■ Task objective ■
Look through the entries below and count the lines with "true" in them; the reply is the number alone.

(Excerpts from an interface dataset)
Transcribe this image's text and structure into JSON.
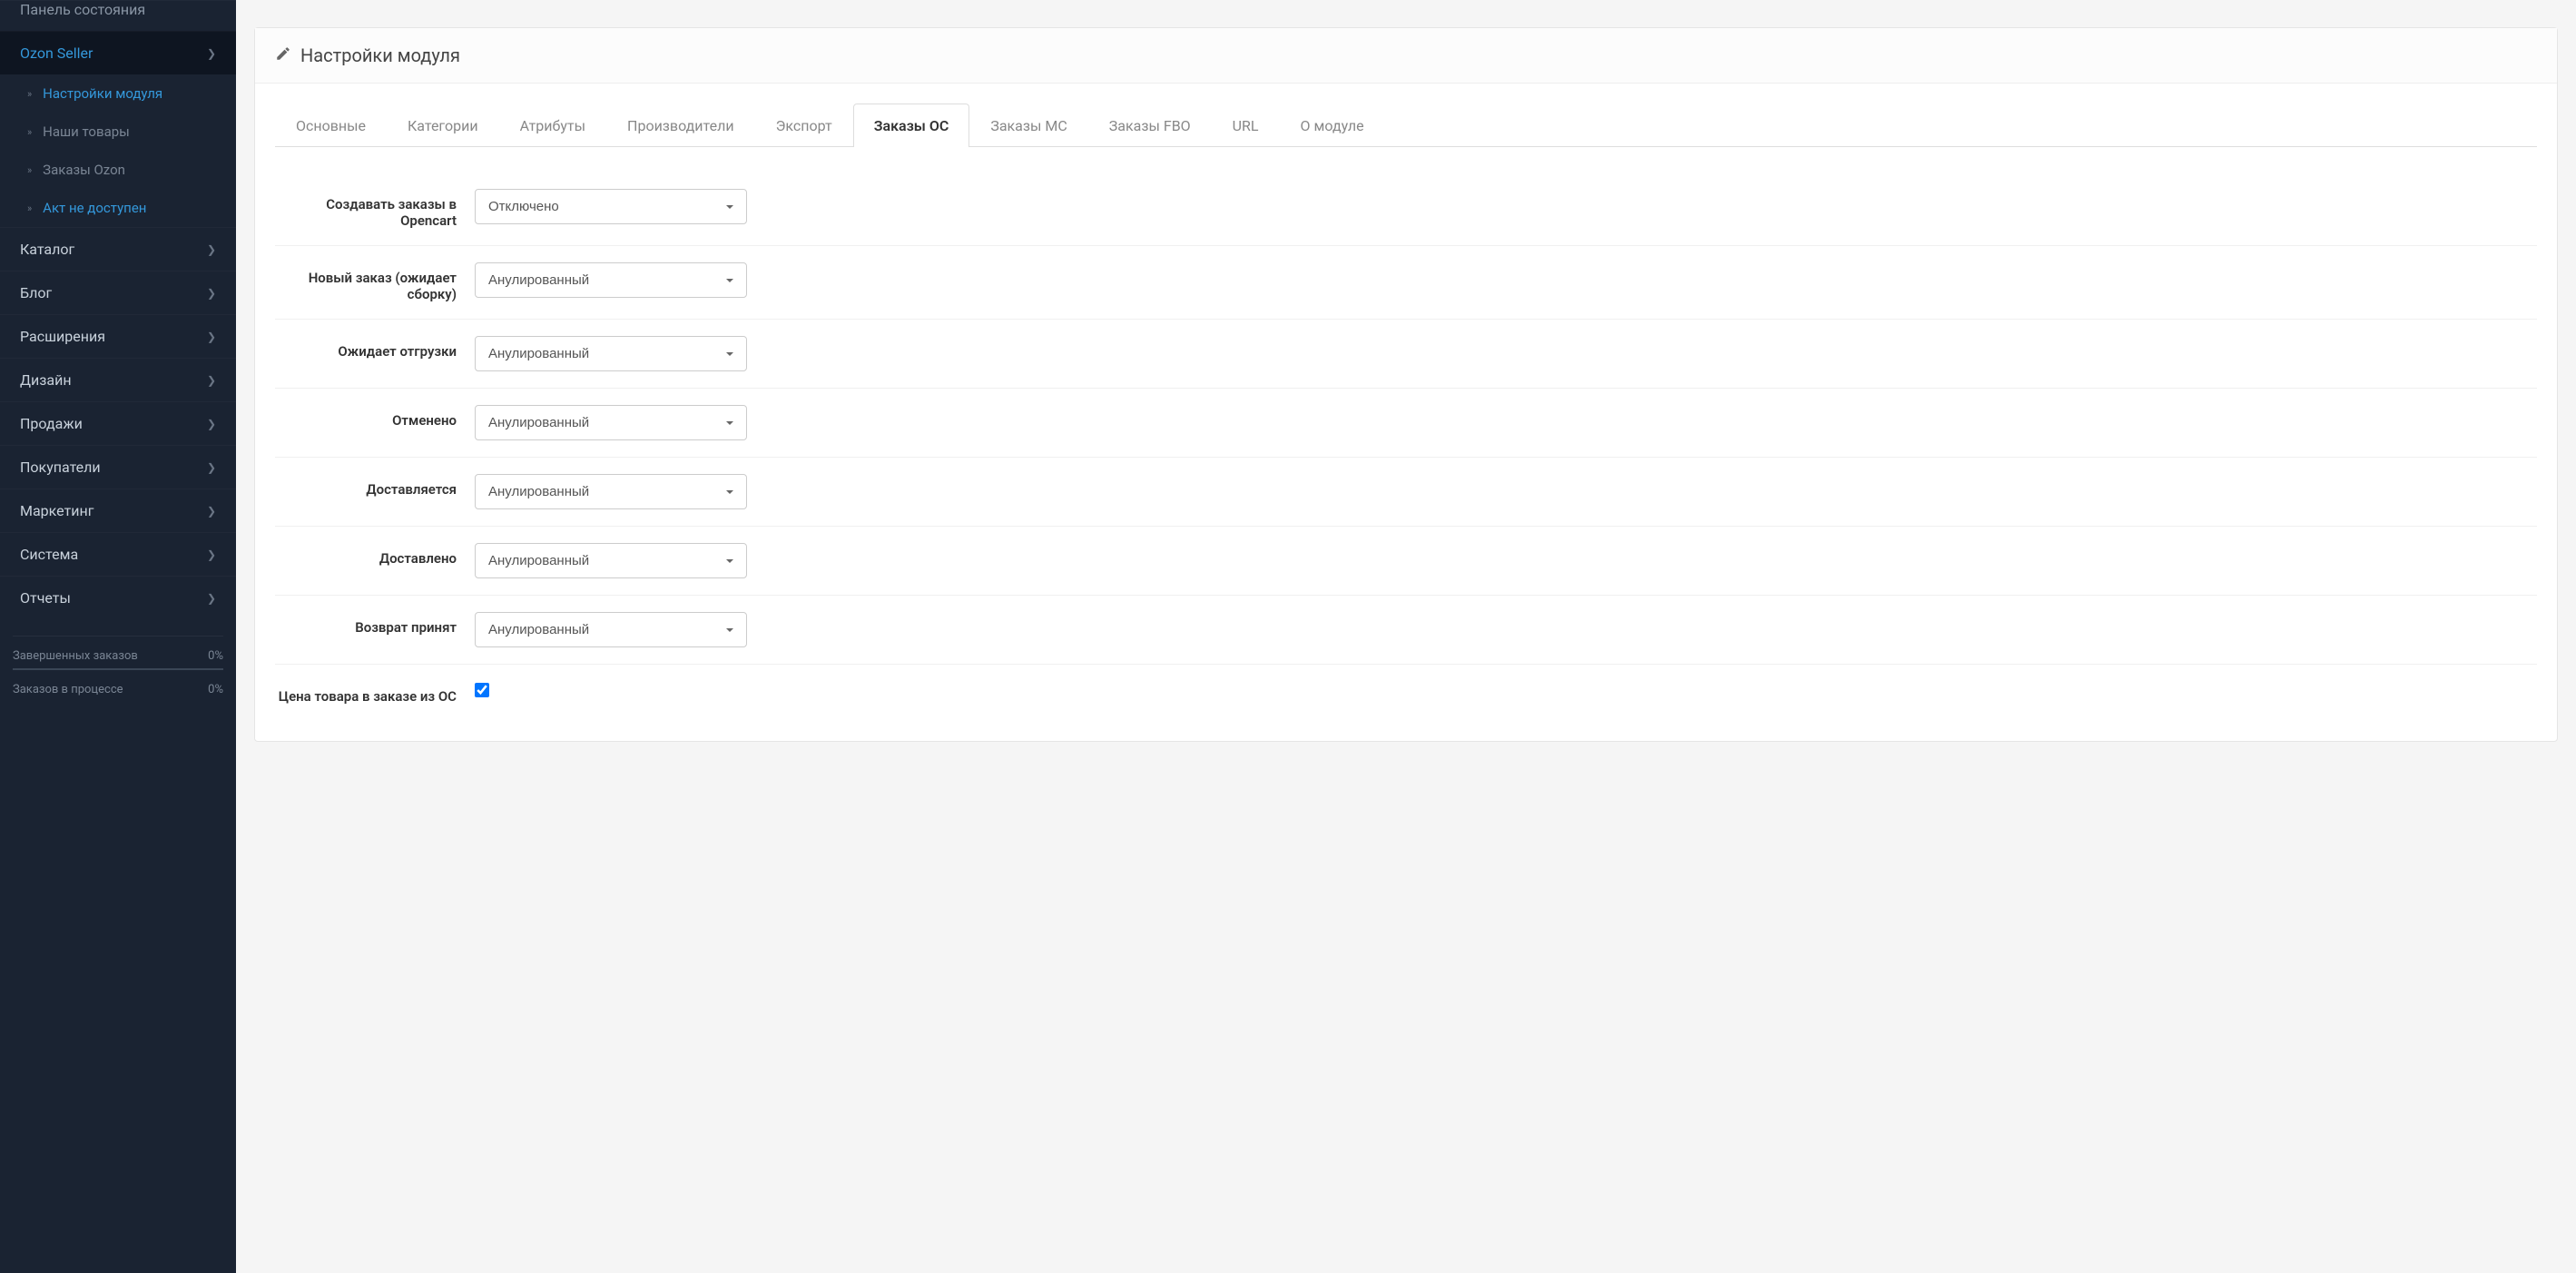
{
  "sidebar": {
    "top_cut": "Панель состояния",
    "ozon_seller": "Ozon Seller",
    "sub": [
      {
        "label": "Настройки модуля",
        "active": true
      },
      {
        "label": "Наши товары",
        "active": false
      },
      {
        "label": "Заказы Ozon",
        "active": false
      },
      {
        "label": "Акт не доступен",
        "active": true
      }
    ],
    "items": [
      "Каталог",
      "Блог",
      "Расширения",
      "Дизайн",
      "Продажи",
      "Покупатели",
      "Маркетинг",
      "Система",
      "Отчеты"
    ],
    "stats": [
      {
        "label": "Завершенных заказов",
        "value": "0%"
      },
      {
        "label": "Заказов в процессе",
        "value": "0%"
      }
    ]
  },
  "panel": {
    "title": "Настройки модуля"
  },
  "tabs": [
    {
      "label": "Основные",
      "active": false
    },
    {
      "label": "Категории",
      "active": false
    },
    {
      "label": "Атрибуты",
      "active": false
    },
    {
      "label": "Производители",
      "active": false
    },
    {
      "label": "Экспорт",
      "active": false
    },
    {
      "label": "Заказы ОС",
      "active": true
    },
    {
      "label": "Заказы МС",
      "active": false
    },
    {
      "label": "Заказы FBO",
      "active": false
    },
    {
      "label": "URL",
      "active": false
    },
    {
      "label": "О модуле",
      "active": false
    }
  ],
  "form": {
    "create_orders": {
      "label": "Создавать заказы в Opencart",
      "value": "Отключено"
    },
    "new_order": {
      "label": "Новый заказ (ожидает сборку)",
      "value": "Анулированный"
    },
    "awaiting_ship": {
      "label": "Ожидает отгрузки",
      "value": "Анулированный"
    },
    "cancelled": {
      "label": "Отменено",
      "value": "Анулированный"
    },
    "delivering": {
      "label": "Доставляется",
      "value": "Анулированный"
    },
    "delivered": {
      "label": "Доставлено",
      "value": "Анулированный"
    },
    "return_accepted": {
      "label": "Возврат принят",
      "value": "Анулированный"
    },
    "price_from_oc": {
      "label": "Цена товара в заказе из ОС",
      "checked": true
    }
  }
}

■ Answer for this exercise ■
4